the beatles
Wikipedia Commons

For as long as I can remember, I have been listening to The Beatles. Every year, my mom would appropriately blast “Birthday” on anyone’s birthday. I knew all of the words to “Back In The U.S.S.R” by the time I was 5 (Even though I had no idea what or where the U.S.S.R was). I grew up with John, Paul, George, and Ringo instead Justin, JC, Joey, Chris and Lance (I had to google N*SYNC to remember their names). The highlight of my short life was Paul McCartney in concert twice. I’m not someone to “fangirl” but those days I fangirled hard. The music of The Beatles has gotten me through everything. Their songs have brought me more joy, peace, and comfort. I can listen to them in any situation and find what I need. Here are the best lyrics from The Beatles for every and any occasion.

Keep Reading...Show less
Being Invisible The Best Super Power

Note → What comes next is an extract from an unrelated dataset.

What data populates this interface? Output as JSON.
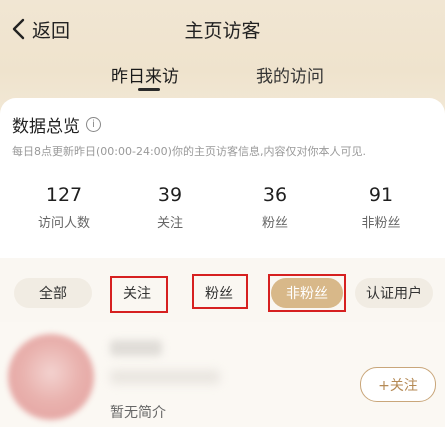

The best superpower ever? Being invisible of course. Imagine just being able to go from seen to unseen on a dime. Who wouldn't want to have the opportunity to be invisible? Superman and Batman have nothing on being invisible with their superhero abilities. Here are some things that you could do while being invisible, because being invisible can benefit your social life too.

Keep Reading...Show less

19 Lessons I'll Never Forget from Growing Up In a Small Town

There have been many lessons learned.

houses under green sky
Photo by Alev Takil on Unsplash

Small towns certainly have their pros and cons. Many people who grow up in small towns find themselves counting the days until they get to escape their roots and plant new ones in bigger, "better" places. And that's fine. I'd be lying if I said I hadn't thought those same thoughts before too. We all have, but they say it's important to remember where you came from. When I think about where I come from, I can't help having an overwhelming feeling of gratitude for my roots. Being from a small town has taught me so many important lessons that I will carry with me for the rest of my life.

Keep Reading...Show less
​a woman sitting at a table having a coffee

I can't say "thank you" enough to express how grateful I am for you coming into my life. You have made such a huge impact on my life. I would not be the person I am today without you and I know that you will keep inspiring me to become an even better version of myself.

Keep Reading...Show less
Student Life

Waitlisted for a College Class? Here's What to Do!

Dealing with the inevitable realities of college life.

college students waiting in a long line in the hallway

Course registration at college can be a big hassle and is almost never talked about. Classes you want to take fill up before you get a chance to register. You might change your mind about a class you want to take and must struggle to find another class to fit in the same time period. You also have to make sure no classes clash by time. Like I said, it's a big hassle.

This semester, I was waitlisted for two classes. Most people in this situation, especially first years, freak out because they don't know what to do. Here is what you should do when this happens.

Keep Reading...Show less

Subscribe to Our Newsletter

Facebook Comments